Supreme Court allows full enforcement of Trump's travel ban
The United States Supreme Court on Monday allowed the Trump administration to fully enforce a ban on travel to the US by residents of six Muslim-majority countries.
Although the court's justices are still expected to rule on the ban's legality, as challenges to the policy are wind through the federal courts, the action indicates that it may eventually approve the latest version of the ban.
White House spokesman Hogan Gidley said the White House is "not surprised by today's Supreme Court decision permitting immediate enforcement of the President's proclamation limiting travel from countries presenting heightened risks of terrorism."
Opponents of the ban, dubbed the 'Muslim ban,' have said the policy shows a strong bias against Muslims. They say that sentiment was reinforced most recently by Trump's retweets of anti-Muslim videos.
"President Trump's anti-Muslim prejudice is no secret. He has repeatedly confirmed it, including just last week on Twitter. It's unfortunate that the full ban can move forward for now, but this order does not address the merits of our claims," said Omar Jadwat, director of the American Civil Liberties Union's Immigrants' Rights Project. The ACLU is representing some opponents of the ban.
The new policy is not expected to cause the chaos that ensued at airports when Trump rolled out his first ban without warning in January.
The ban applies to travelers from Chad, Iran, Libya, Somalia, Syria and Yemen.
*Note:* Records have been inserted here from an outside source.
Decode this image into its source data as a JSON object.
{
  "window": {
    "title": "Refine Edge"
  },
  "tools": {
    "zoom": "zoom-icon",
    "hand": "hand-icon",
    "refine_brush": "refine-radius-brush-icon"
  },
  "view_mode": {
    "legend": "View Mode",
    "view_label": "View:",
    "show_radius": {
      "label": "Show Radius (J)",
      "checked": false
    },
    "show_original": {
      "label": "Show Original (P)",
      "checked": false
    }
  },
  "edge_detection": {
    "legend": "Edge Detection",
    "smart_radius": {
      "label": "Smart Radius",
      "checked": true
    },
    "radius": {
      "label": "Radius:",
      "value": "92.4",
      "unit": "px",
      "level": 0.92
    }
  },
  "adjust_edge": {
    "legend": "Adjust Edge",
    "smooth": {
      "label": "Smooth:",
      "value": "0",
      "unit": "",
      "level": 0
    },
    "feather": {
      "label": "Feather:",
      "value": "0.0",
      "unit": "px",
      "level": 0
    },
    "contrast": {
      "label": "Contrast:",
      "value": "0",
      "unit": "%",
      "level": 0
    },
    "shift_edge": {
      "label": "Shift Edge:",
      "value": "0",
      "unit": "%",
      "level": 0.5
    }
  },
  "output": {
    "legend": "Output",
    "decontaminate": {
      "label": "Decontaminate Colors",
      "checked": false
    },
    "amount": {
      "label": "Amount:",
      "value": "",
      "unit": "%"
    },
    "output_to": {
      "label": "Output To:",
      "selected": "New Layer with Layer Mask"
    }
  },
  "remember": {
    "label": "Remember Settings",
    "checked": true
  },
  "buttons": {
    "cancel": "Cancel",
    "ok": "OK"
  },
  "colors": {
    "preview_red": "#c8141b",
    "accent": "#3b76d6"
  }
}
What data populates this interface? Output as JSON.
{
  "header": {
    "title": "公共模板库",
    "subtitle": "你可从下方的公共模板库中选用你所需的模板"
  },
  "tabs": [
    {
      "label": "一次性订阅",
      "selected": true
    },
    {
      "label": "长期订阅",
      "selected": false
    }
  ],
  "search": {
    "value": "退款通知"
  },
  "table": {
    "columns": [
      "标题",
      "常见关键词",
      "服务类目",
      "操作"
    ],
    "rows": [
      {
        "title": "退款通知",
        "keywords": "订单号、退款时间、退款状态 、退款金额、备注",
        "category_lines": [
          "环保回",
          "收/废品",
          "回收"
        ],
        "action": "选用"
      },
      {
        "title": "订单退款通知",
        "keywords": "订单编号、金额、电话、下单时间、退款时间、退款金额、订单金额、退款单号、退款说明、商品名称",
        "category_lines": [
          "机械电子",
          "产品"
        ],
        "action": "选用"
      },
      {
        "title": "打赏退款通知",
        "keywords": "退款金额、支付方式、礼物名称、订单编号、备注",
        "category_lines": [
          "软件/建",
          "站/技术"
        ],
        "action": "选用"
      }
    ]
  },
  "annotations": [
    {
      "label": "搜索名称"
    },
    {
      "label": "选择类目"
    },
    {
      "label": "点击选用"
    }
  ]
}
Lower courts had said people from those nations with a claim of a bona fide relationship with someone in the United States could not be kept out of the country. Grandparents, cousins and other relatives were among those courts said could not be excluded.
The courts were borrowing language the Supreme Court itself came up with last summer to allow partial enforcement of an earlier version of the ban.
Now, those relationships will no longer provide a blanket exemption from the ban, although visa officials can make exceptions on a case-by-case basis.
The justices offered no explanation for their order, but the administration had said that blocking the full ban was causing irreparable harm because the policy is based on legitimate national security and foreign policy concerns.
In lawsuits filed in Hawaii and Maryland, federal courts said the updated travel ban violated federal immigration law. The travel policy also applies to travelers from North Korea and to some Venezuelan government officials and their families, but the lawsuits did not challenge those restrictions. Also unaffected are refugees. A temporary ban on refugees expired in October.
All the rulings so far have been on a preliminary basis. The San Francisco-based 9th US Circuit Court of Appeals and the 4th US Circuit Court of Appeals in Richmond, Virginia, will be holding arguments on the legality of the ban this week.
Both appeals courts are dealing with the issue on an accelerated basis, and the Supreme Court noted it expects those courts to reach decisions with appropriate dispatch.
Quick resolution by appellate courts would allow the Supreme Court to hear and decide the issue this term, by the end of June.